Ingredients

1 clove garlic, split open
1 ½ cups shredded cheese, ½ emmanthaler and ½ gruyère
flour
½ cup dry Neuchâtel white wine
3 tablespoons kirsch (or more to taste)
1 pinch pepper
1 pinch nutmeg
day-old French bread, torn into bite-sized pieces

Instructions

Use a metal or ceramic fondue pot with a spirit burner, or a ceramic, thermostatically controlled one. In the latter case, prepare the cheese mix on the stove in a saucepan and transfer it to the pot.

Rub the inside of the pot well with the garlic (and leave it in if you wish). Heat the wine gently until it bubbles slightly.

Toss the cheese with a little flour and add it slowly to the warming pot, whisking vigorously. When all the cheese is melted, add the kirsch, pepper and nutmeg, whisk quickly and bring to the table.
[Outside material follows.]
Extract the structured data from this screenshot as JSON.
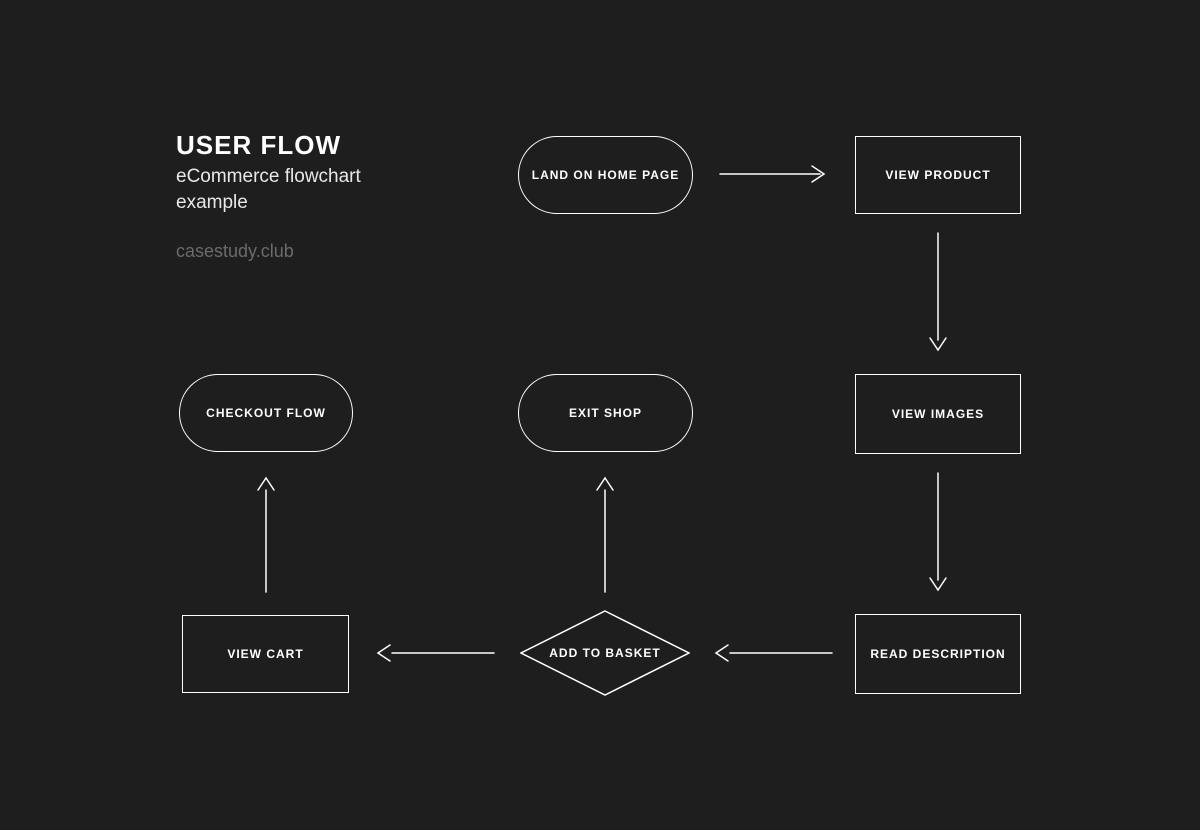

Spear the bread pieces with fondue forks and swirl them in the cheese mix. Let the cheese cool slightly and eat the morsel whole. It can be washed down with more Neuchâtel wine. Halfway through it is traditional to have a toast with kirsch.